liberties: and communitarianism, 14, 134; and cooperative activities, 118; and identity claims, 120–21; and liberalism, 118–19; and Rawls, 228; and repressive elements, 10. See also freedom; individual rights
Lienhardt, G. R., 188, 189, 190, 193, 196, 198
linguistics, and Wiredu, 140–41, 292n13
Locke, John, 69, 70, 72, 155, 167, 168, 247, 287–88n22
logical positivism, 22
Lopes, Filomeno, 268n7
Luba master charter, 109–14
Lubumbashi School, 6
Lufuluabo, François-Marie, 234–35
Luhya language, 303n26
Lukes, Steven, 225, 226, 296n61
Luo people: and awareness by introspection, 214; B. A. Ogot on, 306n69; belief systems of, 185, 188–90, 192–93, 196, 197–98, 207, 210–11, 212, 213, 216, 219, 256–60, 302n21, 303–304n37, 305nn60,62, 306n64; and communalism, 238–39, 244, 246, 248–49, 252–53; and duration, 302–303n22; Luo charter, 286n11; and personhood, 154–55, 170, 218, 290n4, 294n31; and reason, 128; and self-reflection, 75–76; and translations, 37, 42
Lutheranism, 291n8
Lwoo languages, 185, 302n6
MacIntyre, Alasdair, 225, 226–28, 229, 253, 310n60
malaria, 64
malnutrition, 64
malo, 189, 190, 192, 193, 196
Marcus, George, 186
marriage: authority, power, and affec-
tion in, 114–16; changes in, 133; and dowry negotiation, 116–17, 131; and individual rights, 108, 117, 131, 286n7, 287n18; and liberalism, 108; and Luba master charter, 109–13; and Luba-Songye “Manifesto,” 113–14; and match-
making, 133, 290n40; and polyg-
amy, 108, 115, 133, 286n7; and polygyny, 82, 286n7; prearranged child marriages, 108, 120, 130, 263, 289–90n37; and traditional expectations, 117–18, 257; and wife inheritance, 120, 130
Marx, Karl, 11, 34, 56, 57, 136, 228, 283n106
Marxism: and African nations, 231, 307n24; Althusserian reformula-
tion of, 60, 61; Habermas on, 296n57; and Hountondji, 52, 57, 61, 274n32, 283n106; and indige-

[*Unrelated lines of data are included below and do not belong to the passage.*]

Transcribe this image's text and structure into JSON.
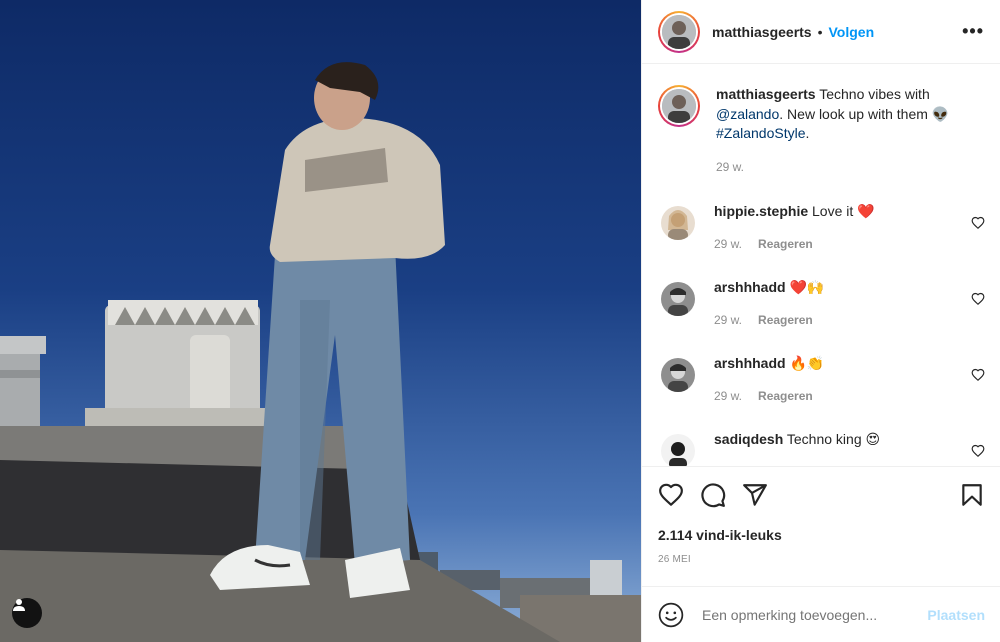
{
  "post": {
    "username": "matthiasgeerts",
    "separator": "•",
    "follow_label": "Volgen",
    "more_label": "•••",
    "caption": {
      "username": "matthiasgeerts",
      "text_before": " Techno vibes with ",
      "mention": "@zalando",
      "text_after": ". New look up with them 👽 ",
      "hashtag": "#ZalandoStyle",
      "text_end": ".",
      "time": "29 w."
    },
    "comments": [
      {
        "username": "hippie.stephie",
        "text": "Love it ❤️",
        "time": "29 w.",
        "reply": "Reageren"
      },
      {
        "username": "arshhhadd",
        "text": "❤️🙌",
        "time": "29 w.",
        "reply": "Reageren"
      },
      {
        "username": "arshhhadd",
        "text": "🔥👏",
        "time": "29 w.",
        "reply": "Reageren"
      },
      {
        "username": "sadiqdesh",
        "text": "Techno king 😍",
        "time": "",
        "reply": ""
      }
    ],
    "likes": "2.114 vind-ik-leuks",
    "date": "26 MEI",
    "add_comment_placeholder": "Een opmerking toevoegen...",
    "post_label": "Plaatsen"
  },
  "icons": {
    "like": "heart-icon",
    "comment": "comment-icon",
    "share": "share-icon",
    "save": "bookmark-icon",
    "emoji": "emoji-icon",
    "tag": "user-tag-icon"
  },
  "colors": {
    "accent": "#0095f6",
    "post_disabled": "#b2dffc",
    "muted": "#8e8e8e",
    "link": "#00376b"
  }
}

neity, 24; and mind, 75, 92; and science, 77
Massoni, Marco, 3
materialism, 144, 146, 149–50, 153, 155, 166, 287n18
mathematics, 23

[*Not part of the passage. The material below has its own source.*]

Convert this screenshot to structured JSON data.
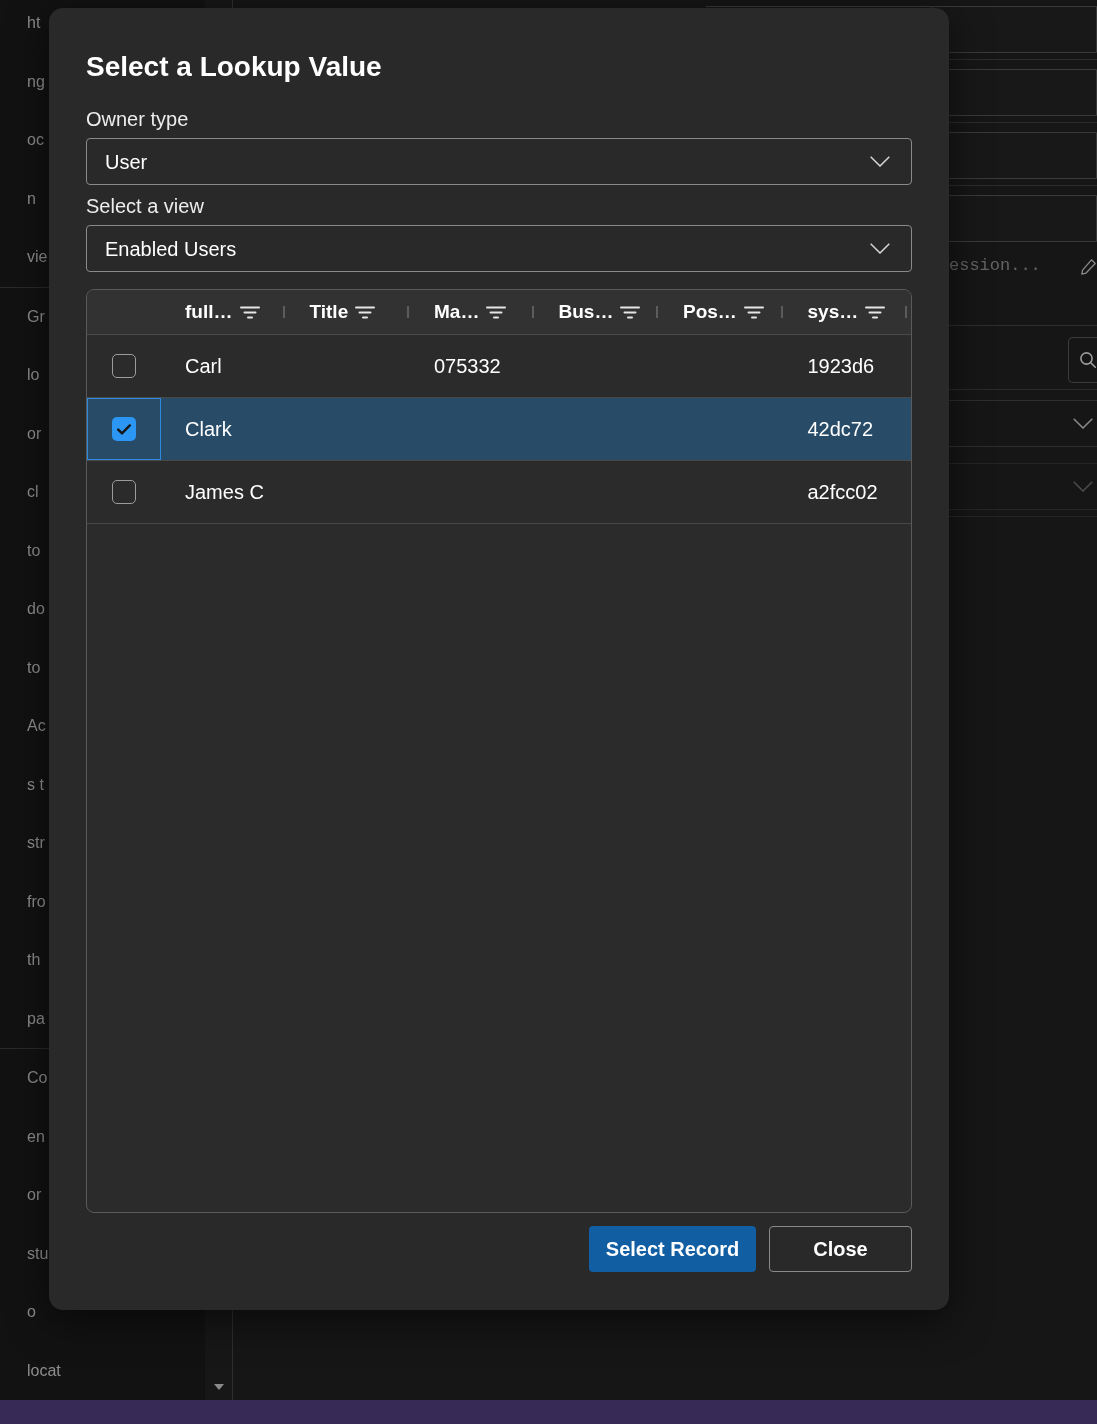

Mauss, Maurice, 184
Mbemba, Rudy, 268n9
Mbiti, John, 171, 186, 197
Mboya, Tom, 281n77
Mbuya, Paul, 50
meaning: and causal occurrences, 31–32; and communication, 161, 162, 163, 164–65, 166, 170, 244; and indigenous languages, 36, 38, 39, 41; and metaphysics, 297n63; and mind, 162–65, 170, 297–98n67; and personhood, 160–61, 164, 166; and Quine, 28–29, 297n65; theory of, 28–29; and translation of lan-
guages, 37, 38